You are asked to copy the entire listing exactly, apart from its pictures.

*** Block opens ***

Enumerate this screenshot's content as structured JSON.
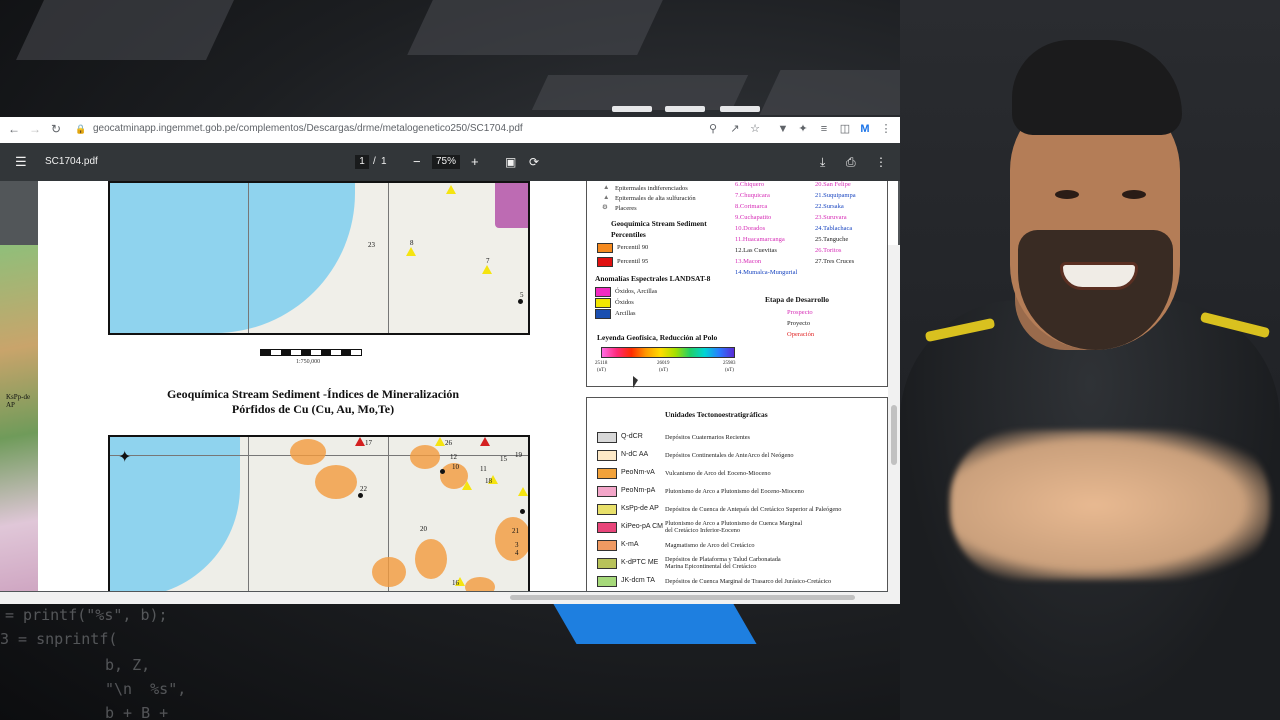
{
  "browser": {
    "url": "geocatminapp.ingemmet.gob.pe/complementos/Descargas/drme/metalogenetico250/SC1704.pdf"
  },
  "pdf_toolbar": {
    "filename": "SC1704.pdf",
    "page_current": "1",
    "page_separator": "/",
    "page_total": "1",
    "zoom": "75%"
  },
  "map_top": {
    "labels": [
      "23",
      "7",
      "8",
      "5"
    ],
    "scale_text": "1:750,000"
  },
  "section_title_line1": "Geoquímica Stream Sediment -Índices de Mineralización",
  "section_title_line2": "Pórfidos de Cu (Cu, Au, Mo,Te)",
  "map_bottom": {
    "labels": [
      "17",
      "26",
      "19",
      "12",
      "10",
      "11",
      "18",
      "15",
      "22",
      "20",
      "21",
      "3",
      "4",
      "16"
    ]
  },
  "left_map_label": "KsPp-de AP",
  "legend_top": {
    "symbols": [
      "Epitermales indiferenciados",
      "Epitermales de alta sulfuración",
      "Placeres"
    ],
    "geochem_title": "Geoquímica Stream Sediment",
    "percentiles_title": "Percentiles",
    "percentil_90": "Percentil 90",
    "percentil_95": "Percentil 95",
    "spectral_title": "Anomalías Espectrales LANDSAT-8",
    "spectral_items": [
      "Óxidos, Arcillas",
      "Óxidos",
      "Arcillas"
    ],
    "geophys_title": "Leyenda Geofísica, Reducción al Polo",
    "geophys_ticks": [
      "25118",
      "(nT)",
      "26019",
      "(nT)",
      "25983",
      "(nT)"
    ],
    "deposits_col1": [
      "6.Chiquero",
      "7.Chuquicara",
      "8.Corimarca",
      "9.Cuchapatito",
      "10.Dorados",
      "11.Huacamarcanga",
      "12.Las Cuevitas",
      "13.Macon",
      "14.Mumalca-Mungurial"
    ],
    "deposits_col2": [
      "20.San Felipe",
      "21.Suquipampa",
      "22.Sursaka",
      "23.Suruvara",
      "24.Tablachaca",
      "25.Tanguche",
      "26.Toritos",
      "27.Tres Cruces"
    ],
    "stage_title": "Etapa de Desarrollo",
    "stage_items": [
      "Prospecto",
      "Proyecto",
      "Operación"
    ],
    "colors": {
      "p90": "#f58a1f",
      "p95": "#e01010",
      "oxarc": "#f22bc1",
      "ox": "#f2e600",
      "arc": "#1a4fb0"
    }
  },
  "legend_tecto": {
    "title": "Unidades Tectonoestratigráficas",
    "rows": [
      {
        "code": "Q-dCR",
        "desc": "Depósitos Cuaternarios Recientes",
        "color": "#d8d8d8"
      },
      {
        "code": "N-dC AA",
        "desc": "Depósitos Continentales de AnteArco del Neógeno",
        "color": "#fde9c7"
      },
      {
        "code": "PeoNm-vA",
        "desc": "Vulcanismo de Arco del Eoceno-Mioceno",
        "color": "#f2a23a"
      },
      {
        "code": "PeoNm-pA",
        "desc": "Plutonismo de Arco a Plutonismo del Eoceno-Mioceno",
        "color": "#f3a6c9"
      },
      {
        "code": "KsPp-de AP",
        "desc": "Depósitos de Cuenca de Antepaís del Cretácico Superior al Paleógeno",
        "color": "#e8e06a"
      },
      {
        "code": "KiPeo-pA CM",
        "desc": "Plutonismo de Arco a Plutonismo de Cuenca Marginal del Cretácico Inferior-Eoceno",
        "color": "#e8457a"
      },
      {
        "code": "K-mA",
        "desc": "Magmatismo de Arco del Cretácico",
        "color": "#f09a62"
      },
      {
        "code": "K-dPTC ME",
        "desc": "Depósitos de Plataforma y Talud Carbonatada Marina Epicontinental del Cretácico",
        "color": "#b8c25a"
      },
      {
        "code": "JK-dcm TA",
        "desc": "Depósitos de Cuenca Marginal de Trasarco del Jurásico-Cretácico",
        "color": "#a6d97a"
      }
    ]
  },
  "background_code": [
    "= printf(\"%s\", b);",
    "3 = snprintf(",
    "b, Z,",
    "\"\\n  %s\",",
    "b + B +"
  ]
}
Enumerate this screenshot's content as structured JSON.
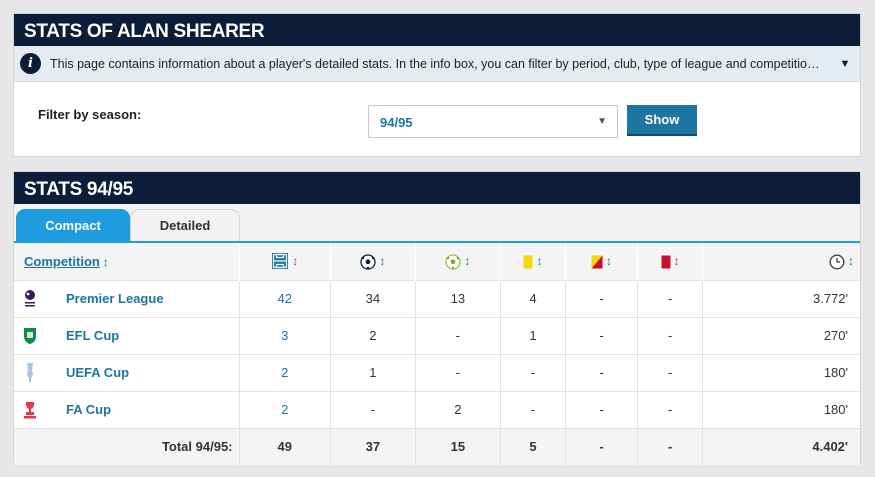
{
  "header": {
    "title": "STATS OF ALAN SHEARER"
  },
  "info": {
    "icon": "info-icon",
    "text": "This page contains information about a player's detailed stats. In the info box, you can filter by period, club, type of league and competition. Th...",
    "toggle": "▼"
  },
  "filter": {
    "label": "Filter by season:",
    "selected": "94/95",
    "arrow": "▼",
    "button": "Show"
  },
  "stats": {
    "title": "STATS 94/95",
    "tabs": [
      "Compact",
      "Detailed"
    ],
    "active_tab": "Compact",
    "columns": {
      "competition": "Competition",
      "appearances_icon": "appearances-icon",
      "goals_icon": "goals-icon",
      "assists_icon": "assists-icon",
      "yellow_icon": "yellow-card-icon",
      "second_yellow_icon": "second-yellow-icon",
      "red_icon": "red-card-icon",
      "minutes_icon": "clock-icon",
      "sort": "↕"
    },
    "rows": [
      {
        "logo": "premier-league-logo",
        "name": "Premier League",
        "apps": "42",
        "goals": "34",
        "assists": "13",
        "yellow": "4",
        "second_yellow": "-",
        "red": "-",
        "minutes": "3.772'"
      },
      {
        "logo": "efl-cup-logo",
        "name": "EFL Cup",
        "apps": "3",
        "goals": "2",
        "assists": "-",
        "yellow": "1",
        "second_yellow": "-",
        "red": "-",
        "minutes": "270'"
      },
      {
        "logo": "uefa-cup-logo",
        "name": "UEFA Cup",
        "apps": "2",
        "goals": "1",
        "assists": "-",
        "yellow": "-",
        "second_yellow": "-",
        "red": "-",
        "minutes": "180'"
      },
      {
        "logo": "fa-cup-logo",
        "name": "FA Cup",
        "apps": "2",
        "goals": "-",
        "assists": "2",
        "yellow": "-",
        "second_yellow": "-",
        "red": "-",
        "minutes": "180'"
      }
    ],
    "total": {
      "label": "Total 94/95:",
      "apps": "49",
      "goals": "37",
      "assists": "15",
      "yellow": "5",
      "second_yellow": "-",
      "red": "-",
      "minutes": "4.402'"
    }
  },
  "colors": {
    "header_bg": "#0c1d39",
    "accent": "#1f9be0",
    "link": "#1d75a3",
    "yellow_card": "#f5d800",
    "red_card": "#c8102e"
  }
}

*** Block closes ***

Response:
Enumerate this screenshot's content as structured JSON.
{
  "browser": {
    "url": "geocatminapp.ingemmet.gob.pe/complementos/Descargas/drme/metalogenetico250/SC1704.pdf"
  },
  "pdf_toolbar": {
    "filename": "SC1704.pdf",
    "page_current": "1",
    "page_separator": "/",
    "page_total": "1",
    "zoom": "75%"
  },
  "map_top": {
    "labels": [
      "23",
      "7",
      "8",
      "5"
    ],
    "scale_text": "1:750,000"
  },
  "section_title_line1": "Geoquímica Stream Sediment -Índices de Mineralización",
  "section_title_line2": "Pórfidos de Cu (Cu, Au, Mo,Te)",
  "map_bottom": {
    "labels": [
      "17",
      "26",
      "19",
      "12",
      "10",
      "11",
      "18",
      "15",
      "22",
      "20",
      "21",
      "3",
      "4",
      "16"
    ]
  },
  "left_map_label": "KsPp-de AP",
  "legend_top": {
    "symbols": [
      "Epitermales indiferenciados",
      "Epitermales de alta sulfuración",
      "Placeres"
    ],
    "geochem_title": "Geoquímica Stream Sediment",
    "percentiles_title": "Percentiles",
    "percentil_90": "Percentil 90",
    "percentil_95": "Percentil 95",
    "spectral_title": "Anomalías Espectrales LANDSAT-8",
    "spectral_items": [
      "Óxidos, Arcillas",
      "Óxidos",
      "Arcillas"
    ],
    "geophys_title": "Leyenda Geofísica, Reducción al Polo",
    "geophys_ticks": [
      "25118",
      "(nT)",
      "26019",
      "(nT)",
      "25983",
      "(nT)"
    ],
    "deposits_col1": [
      "6.Chiquero",
      "7.Chuquicara",
      "8.Corimarca",
      "9.Cuchapatito",
      "10.Dorados",
      "11.Huacamarcanga",
      "12.Las Cuevitas",
      "13.Macon",
      "14.Mumalca-Mungurial"
    ],
    "deposits_col2": [
      "20.San Felipe",
      "21.Suquipampa",
      "22.Sursaka",
      "23.Suruvara",
      "24.Tablachaca",
      "25.Tanguche",
      "26.Toritos",
      "27.Tres Cruces"
    ],
    "stage_title": "Etapa de Desarrollo",
    "stage_items": [
      "Prospecto",
      "Proyecto",
      "Operación"
    ],
    "colors": {
      "p90": "#f58a1f",
      "p95": "#e01010",
      "oxarc": "#f22bc1",
      "ox": "#f2e600",
      "arc": "#1a4fb0"
    }
  },
  "legend_tecto": {
    "title": "Unidades Tectonoestratigráficas",
    "rows": [
      {
        "code": "Q-dCR",
        "desc": "Depósitos Cuaternarios Recientes",
        "color": "#d8d8d8"
      },
      {
        "code": "N-dC AA",
        "desc": "Depósitos Continentales de AnteArco del Neógeno",
        "color": "#fde9c7"
      },
      {
        "code": "PeoNm-vA",
        "desc": "Vulcanismo de Arco del Eoceno-Mioceno",
        "color": "#f2a23a"
      },
      {
        "code": "PeoNm-pA",
        "desc": "Plutonismo de Arco a Plutonismo del Eoceno-Mioceno",
        "color": "#f3a6c9"
      },
      {
        "code": "KsPp-de AP",
        "desc": "Depósitos de Cuenca de Antepaís del Cretácico Superior al Paleógeno",
        "color": "#e8e06a"
      },
      {
        "code": "KiPeo-pA CM",
        "desc": "Plutonismo de Arco a Plutonismo de Cuenca Marginal del Cretácico Inferior-Eoceno",
        "color": "#e8457a"
      },
      {
        "code": "K-mA",
        "desc": "Magmatismo de Arco del Cretácico",
        "color": "#f09a62"
      },
      {
        "code": "K-dPTC ME",
        "desc": "Depósitos de Plataforma y Talud Carbonatada Marina Epicontinental del Cretácico",
        "color": "#b8c25a"
      },
      {
        "code": "JK-dcm TA",
        "desc": "Depósitos de Cuenca Marginal de Trasarco del Jurásico-Cretácico",
        "color": "#a6d97a"
      }
    ]
  },
  "background_code": [
    "= printf(\"%s\", b);",
    "3 = snprintf(",
    "b, Z,",
    "\"\\n  %s\",",
    "b + B +"
  ]
}
Enumerate this screenshot's content as structured JSON.
{
  "header": {
    "title": "STATS OF ALAN SHEARER"
  },
  "info": {
    "icon": "info-icon",
    "text": "This page contains information about a player's detailed stats. In the info box, you can filter by period, club, type of league and competition. Th...",
    "toggle": "▼"
  },
  "filter": {
    "label": "Filter by season:",
    "selected": "94/95",
    "arrow": "▼",
    "button": "Show"
  },
  "stats": {
    "title": "STATS 94/95",
    "tabs": [
      "Compact",
      "Detailed"
    ],
    "active_tab": "Compact",
    "columns": {
      "competition": "Competition",
      "appearances_icon": "appearances-icon",
      "goals_icon": "goals-icon",
      "assists_icon": "assists-icon",
      "yellow_icon": "yellow-card-icon",
      "second_yellow_icon": "second-yellow-icon",
      "red_icon": "red-card-icon",
      "minutes_icon": "clock-icon",
      "sort": "↕"
    },
    "rows": [
      {
        "logo": "premier-league-logo",
        "name": "Premier League",
        "apps": "42",
        "goals": "34",
        "assists": "13",
        "yellow": "4",
        "second_yellow": "-",
        "red": "-",
        "minutes": "3.772'"
      },
      {
        "logo": "efl-cup-logo",
        "name": "EFL Cup",
        "apps": "3",
        "goals": "2",
        "assists": "-",
        "yellow": "1",
        "second_yellow": "-",
        "red": "-",
        "minutes": "270'"
      },
      {
        "logo": "uefa-cup-logo",
        "name": "UEFA Cup",
        "apps": "2",
        "goals": "1",
        "assists": "-",
        "yellow": "-",
        "second_yellow": "-",
        "red": "-",
        "minutes": "180'"
      },
      {
        "logo": "fa-cup-logo",
        "name": "FA Cup",
        "apps": "2",
        "goals": "-",
        "assists": "2",
        "yellow": "-",
        "second_yellow": "-",
        "red": "-",
        "minutes": "180'"
      }
    ],
    "total": {
      "label": "Total 94/95:",
      "apps": "49",
      "goals": "37",
      "assists": "15",
      "yellow": "5",
      "second_yellow": "-",
      "red": "-",
      "minutes": "4.402'"
    }
  },
  "colors": {
    "header_bg": "#0c1d39",
    "accent": "#1f9be0",
    "link": "#1d75a3",
    "yellow_card": "#f5d800",
    "red_card": "#c8102e"
  }
}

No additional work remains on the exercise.